# Assigned task:
Once you have read the data below, please repeat all of it exactly.

Top of Given data

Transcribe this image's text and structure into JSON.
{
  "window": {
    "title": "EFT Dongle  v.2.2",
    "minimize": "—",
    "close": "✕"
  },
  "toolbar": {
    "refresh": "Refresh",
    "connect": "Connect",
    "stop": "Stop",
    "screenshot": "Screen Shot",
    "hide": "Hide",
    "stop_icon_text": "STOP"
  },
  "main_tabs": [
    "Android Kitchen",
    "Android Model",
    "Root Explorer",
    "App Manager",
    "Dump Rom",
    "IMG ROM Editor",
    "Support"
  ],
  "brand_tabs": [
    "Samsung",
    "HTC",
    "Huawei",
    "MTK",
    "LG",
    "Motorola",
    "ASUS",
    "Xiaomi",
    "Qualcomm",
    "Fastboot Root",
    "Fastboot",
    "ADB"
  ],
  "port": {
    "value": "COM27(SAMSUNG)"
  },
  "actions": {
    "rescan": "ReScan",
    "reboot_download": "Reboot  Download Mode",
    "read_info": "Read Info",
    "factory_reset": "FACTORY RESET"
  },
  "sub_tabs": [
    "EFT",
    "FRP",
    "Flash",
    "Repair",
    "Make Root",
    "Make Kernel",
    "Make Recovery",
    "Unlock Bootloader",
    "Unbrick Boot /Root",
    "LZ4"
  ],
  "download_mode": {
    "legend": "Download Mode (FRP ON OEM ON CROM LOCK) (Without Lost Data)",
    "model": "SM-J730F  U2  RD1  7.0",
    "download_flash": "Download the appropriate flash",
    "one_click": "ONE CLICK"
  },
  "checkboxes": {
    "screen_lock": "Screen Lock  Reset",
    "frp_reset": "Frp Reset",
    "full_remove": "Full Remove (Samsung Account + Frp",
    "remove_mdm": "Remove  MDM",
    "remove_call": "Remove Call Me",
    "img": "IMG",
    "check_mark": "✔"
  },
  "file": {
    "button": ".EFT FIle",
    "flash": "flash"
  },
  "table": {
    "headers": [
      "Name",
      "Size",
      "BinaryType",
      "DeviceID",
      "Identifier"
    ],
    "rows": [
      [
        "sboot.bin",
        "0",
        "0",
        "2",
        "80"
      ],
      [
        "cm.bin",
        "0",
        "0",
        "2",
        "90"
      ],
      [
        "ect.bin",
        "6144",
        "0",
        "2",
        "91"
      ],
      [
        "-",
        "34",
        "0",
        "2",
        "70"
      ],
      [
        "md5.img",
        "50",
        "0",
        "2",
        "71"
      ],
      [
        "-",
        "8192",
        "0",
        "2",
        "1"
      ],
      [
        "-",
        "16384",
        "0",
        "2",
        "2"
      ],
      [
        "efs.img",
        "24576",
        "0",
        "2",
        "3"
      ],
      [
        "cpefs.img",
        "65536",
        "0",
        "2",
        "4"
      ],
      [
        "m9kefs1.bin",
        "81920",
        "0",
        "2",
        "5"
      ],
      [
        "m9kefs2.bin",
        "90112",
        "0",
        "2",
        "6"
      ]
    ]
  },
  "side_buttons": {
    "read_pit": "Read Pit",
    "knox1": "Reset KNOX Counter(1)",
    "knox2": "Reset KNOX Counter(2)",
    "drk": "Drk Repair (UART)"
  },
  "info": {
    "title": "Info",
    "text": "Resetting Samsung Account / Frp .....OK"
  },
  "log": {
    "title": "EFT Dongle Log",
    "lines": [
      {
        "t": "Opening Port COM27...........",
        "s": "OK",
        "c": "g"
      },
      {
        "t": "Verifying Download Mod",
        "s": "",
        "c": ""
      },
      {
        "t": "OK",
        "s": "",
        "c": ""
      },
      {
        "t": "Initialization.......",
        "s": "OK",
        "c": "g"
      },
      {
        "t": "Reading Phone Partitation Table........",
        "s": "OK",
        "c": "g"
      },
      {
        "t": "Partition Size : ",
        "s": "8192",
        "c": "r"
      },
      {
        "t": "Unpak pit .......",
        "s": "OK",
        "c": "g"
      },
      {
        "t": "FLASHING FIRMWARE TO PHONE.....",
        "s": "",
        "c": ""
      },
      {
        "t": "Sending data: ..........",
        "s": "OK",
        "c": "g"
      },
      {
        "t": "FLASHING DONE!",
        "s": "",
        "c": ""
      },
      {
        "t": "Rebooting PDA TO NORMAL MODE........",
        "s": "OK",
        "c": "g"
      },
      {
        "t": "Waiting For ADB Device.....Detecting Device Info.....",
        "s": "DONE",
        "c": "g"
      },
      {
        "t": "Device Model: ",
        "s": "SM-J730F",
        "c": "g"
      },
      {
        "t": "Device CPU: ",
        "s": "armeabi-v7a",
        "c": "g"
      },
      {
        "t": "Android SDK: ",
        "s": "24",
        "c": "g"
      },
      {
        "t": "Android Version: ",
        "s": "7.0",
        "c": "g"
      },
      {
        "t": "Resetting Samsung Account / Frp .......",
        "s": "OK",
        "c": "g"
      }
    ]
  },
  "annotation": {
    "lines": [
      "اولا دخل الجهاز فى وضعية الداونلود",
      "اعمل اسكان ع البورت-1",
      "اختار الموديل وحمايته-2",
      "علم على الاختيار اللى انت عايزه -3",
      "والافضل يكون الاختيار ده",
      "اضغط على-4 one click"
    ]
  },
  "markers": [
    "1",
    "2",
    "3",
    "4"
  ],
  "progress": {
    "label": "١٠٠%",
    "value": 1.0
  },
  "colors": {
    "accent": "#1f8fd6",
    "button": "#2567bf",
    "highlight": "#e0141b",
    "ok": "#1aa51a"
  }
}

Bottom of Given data

# The answer:
Transcribe this image's text and structure into JSON.
{
  "window": {
    "title": "EFT Dongle  v.2.2",
    "minimize": "—",
    "close": "✕"
  },
  "toolbar": {
    "refresh": "Refresh",
    "connect": "Connect",
    "stop": "Stop",
    "screenshot": "Screen Shot",
    "hide": "Hide",
    "stop_icon_text": "STOP"
  },
  "main_tabs": [
    "Android Kitchen",
    "Android Model",
    "Root Explorer",
    "App Manager",
    "Dump Rom",
    "IMG ROM Editor",
    "Support"
  ],
  "brand_tabs": [
    "Samsung",
    "HTC",
    "Huawei",
    "MTK",
    "LG",
    "Motorola",
    "ASUS",
    "Xiaomi",
    "Qualcomm",
    "Fastboot Root",
    "Fastboot",
    "ADB"
  ],
  "port": {
    "value": "COM27(SAMSUNG)"
  },
  "actions": {
    "rescan": "ReScan",
    "reboot_download": "Reboot  Download Mode",
    "read_info": "Read Info",
    "factory_reset": "FACTORY RESET"
  },
  "sub_tabs": [
    "EFT",
    "FRP",
    "Flash",
    "Repair",
    "Make Root",
    "Make Kernel",
    "Make Recovery",
    "Unlock Bootloader",
    "Unbrick Boot /Root",
    "LZ4"
  ],
  "download_mode": {
    "legend": "Download Mode (FRP ON OEM ON CROM LOCK) (Without Lost Data)",
    "model": "SM-J730F  U2  RD1  7.0",
    "download_flash": "Download the appropriate flash",
    "one_click": "ONE CLICK"
  },
  "checkboxes": {
    "screen_lock": "Screen Lock  Reset",
    "frp_reset": "Frp Reset",
    "full_remove": "Full Remove (Samsung Account + Frp",
    "remove_mdm": "Remove  MDM",
    "remove_call": "Remove Call Me",
    "img": "IMG",
    "check_mark": "✔"
  },
  "file": {
    "button": ".EFT FIle",
    "flash": "flash"
  },
  "table": {
    "headers": [
      "Name",
      "Size",
      "BinaryType",
      "DeviceID",
      "Identifier"
    ],
    "rows": [
      [
        "sboot.bin",
        "0",
        "0",
        "2",
        "80"
      ],
      [
        "cm.bin",
        "0",
        "0",
        "2",
        "90"
      ],
      [
        "ect.bin",
        "6144",
        "0",
        "2",
        "91"
      ],
      [
        "-",
        "34",
        "0",
        "2",
        "70"
      ],
      [
        "md5.img",
        "50",
        "0",
        "2",
        "71"
      ],
      [
        "-",
        "8192",
        "0",
        "2",
        "1"
      ],
      [
        "-",
        "16384",
        "0",
        "2",
        "2"
      ],
      [
        "efs.img",
        "24576",
        "0",
        "2",
        "3"
      ],
      [
        "cpefs.img",
        "65536",
        "0",
        "2",
        "4"
      ],
      [
        "m9kefs1.bin",
        "81920",
        "0",
        "2",
        "5"
      ],
      [
        "m9kefs2.bin",
        "90112",
        "0",
        "2",
        "6"
      ]
    ]
  },
  "side_buttons": {
    "read_pit": "Read Pit",
    "knox1": "Reset KNOX Counter(1)",
    "knox2": "Reset KNOX Counter(2)",
    "drk": "Drk Repair (UART)"
  },
  "info": {
    "title": "Info",
    "text": "Resetting Samsung Account / Frp .....OK"
  },
  "log": {
    "title": "EFT Dongle Log",
    "lines": [
      {
        "t": "Opening Port COM27...........",
        "s": "OK",
        "c": "g"
      },
      {
        "t": "Verifying Download Mod",
        "s": "",
        "c": ""
      },
      {
        "t": "OK",
        "s": "",
        "c": ""
      },
      {
        "t": "Initialization.......",
        "s": "OK",
        "c": "g"
      },
      {
        "t": "Reading Phone Partitation Table........",
        "s": "OK",
        "c": "g"
      },
      {
        "t": "Partition Size : ",
        "s": "8192",
        "c": "r"
      },
      {
        "t": "Unpak pit .......",
        "s": "OK",
        "c": "g"
      },
      {
        "t": "FLASHING FIRMWARE TO PHONE.....",
        "s": "",
        "c": ""
      },
      {
        "t": "Sending data: ..........",
        "s": "OK",
        "c": "g"
      },
      {
        "t": "FLASHING DONE!",
        "s": "",
        "c": ""
      },
      {
        "t": "Rebooting PDA TO NORMAL MODE........",
        "s": "OK",
        "c": "g"
      },
      {
        "t": "Waiting For ADB Device.....Detecting Device Info.....",
        "s": "DONE",
        "c": "g"
      },
      {
        "t": "Device Model: ",
        "s": "SM-J730F",
        "c": "g"
      },
      {
        "t": "Device CPU: ",
        "s": "armeabi-v7a",
        "c": "g"
      },
      {
        "t": "Android SDK: ",
        "s": "24",
        "c": "g"
      },
      {
        "t": "Android Version: ",
        "s": "7.0",
        "c": "g"
      },
      {
        "t": "Resetting Samsung Account / Frp .......",
        "s": "OK",
        "c": "g"
      }
    ]
  },
  "annotation": {
    "lines": [
      "اولا دخل الجهاز فى وضعية الداونلود",
      "اعمل اسكان ع البورت-1",
      "اختار الموديل وحمايته-2",
      "علم على الاختيار اللى انت عايزه -3",
      "والافضل يكون الاختيار ده",
      "اضغط على-4 one click"
    ]
  },
  "markers": [
    "1",
    "2",
    "3",
    "4"
  ],
  "progress": {
    "label": "١٠٠%",
    "value": 1.0
  },
  "colors": {
    "accent": "#1f8fd6",
    "button": "#2567bf",
    "highlight": "#e0141b",
    "ok": "#1aa51a"
  }
}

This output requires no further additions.